Five-time Grammy winner Marty Stuart, 59, returns to the Savannah Music Festival for the first time since his 2008 performance with Travis Tritt. Stuart and his Fabulous Superlatives last played the festival in 2007. They return at 7 p.m. April 5 for a sold-out show at Ships of the Sea Museum.

Stuart has been building his musical legacy for over five decades. At 13, he began touring with bluegrass legend Lester Flatt and at 21, he was performing with country music icon Johnny Cash.

The band, which includes Chris Scruggs, son of bluegrass musician Earl Scruggs, just released their new album “Way Out West.” It paints a psychedelic picture of Los Angeles for a rhinestone cowboy in the ’60s. An ode to the hours spent driving all night, passing countless neon signs with the Mojave Desert on the horizon, the album is a little bit country, a little bit rockabilly, with a lot of the L.A. flashiness and showmanship and the twang of surfer guitars.

 

The album, Stuart tells Fender.com, “is really a love letter to California.”

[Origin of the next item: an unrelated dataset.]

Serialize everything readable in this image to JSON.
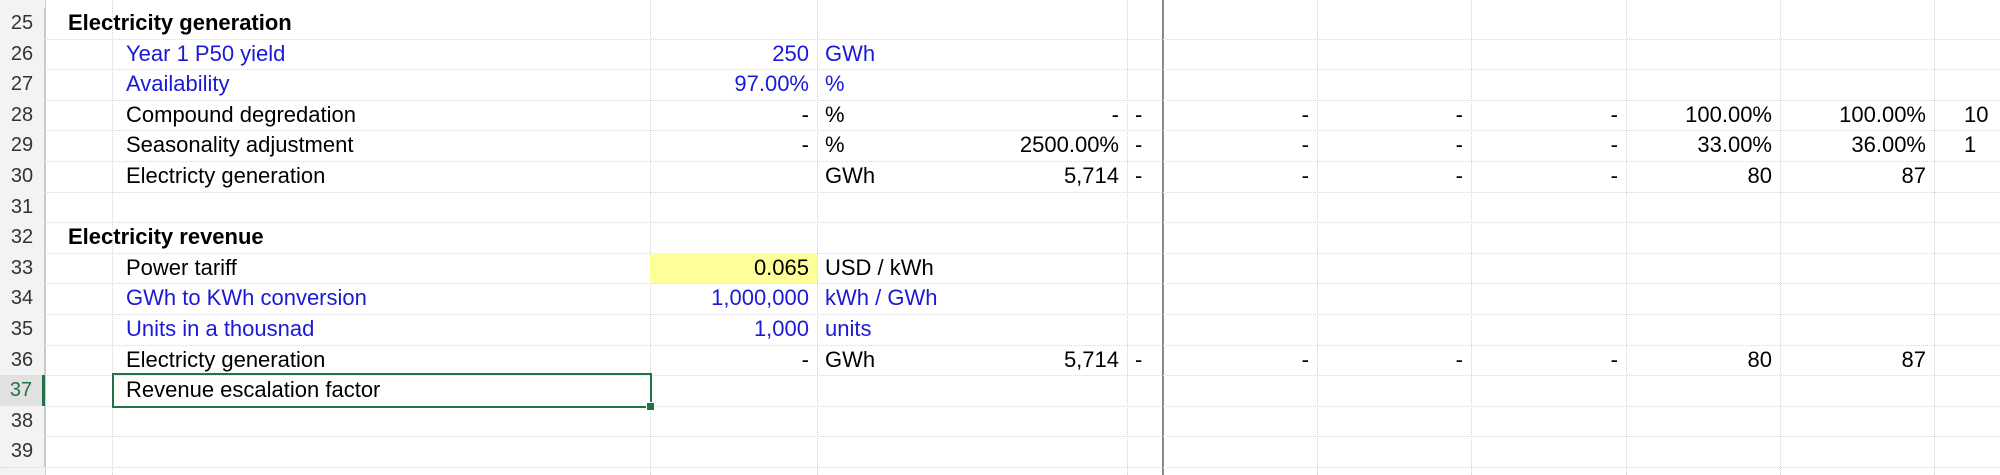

The band has a reputation for producing that classical 1950s outlaw-rockabilly sound while exploring ways to push the envelope. Featuring a moody Spanish rift, an alluring gospel track, string poppin’ highway licks and trippy harmonic sparkles about being lost in the desert, “Way Out West” does not disappoint.

When asked what advice he would give to someone just getting into country music, Stuart told Never-Nervous.com, “Listen to what everybody sounds like, then get as far away from that as you possibly can."

The band simultaneously worked on both the psychedelic “Way Out West” album and a “hillbilly surf band record” that has yet to be titled but already has 15 tracks cut, Stuart tells Leaderpost.com.

This summer, the band will be joining fellow country star Chris Stapleton’s All-American Road Show.

Stuart has been a steward for all things country music throughout his distinguished career. Boasting one of the world’s largest country music memorabilia collections, Stuart plans to open the Congress of Country Music in his hometown of Philadelphia, Miss. The project includes a museum of Stuart’s personal collection of over 20,000 records and artifacts, a concert venue, and the Marty Stuart Center, which is devoted to serving students who want to learn about the vast array of career options in the music industry.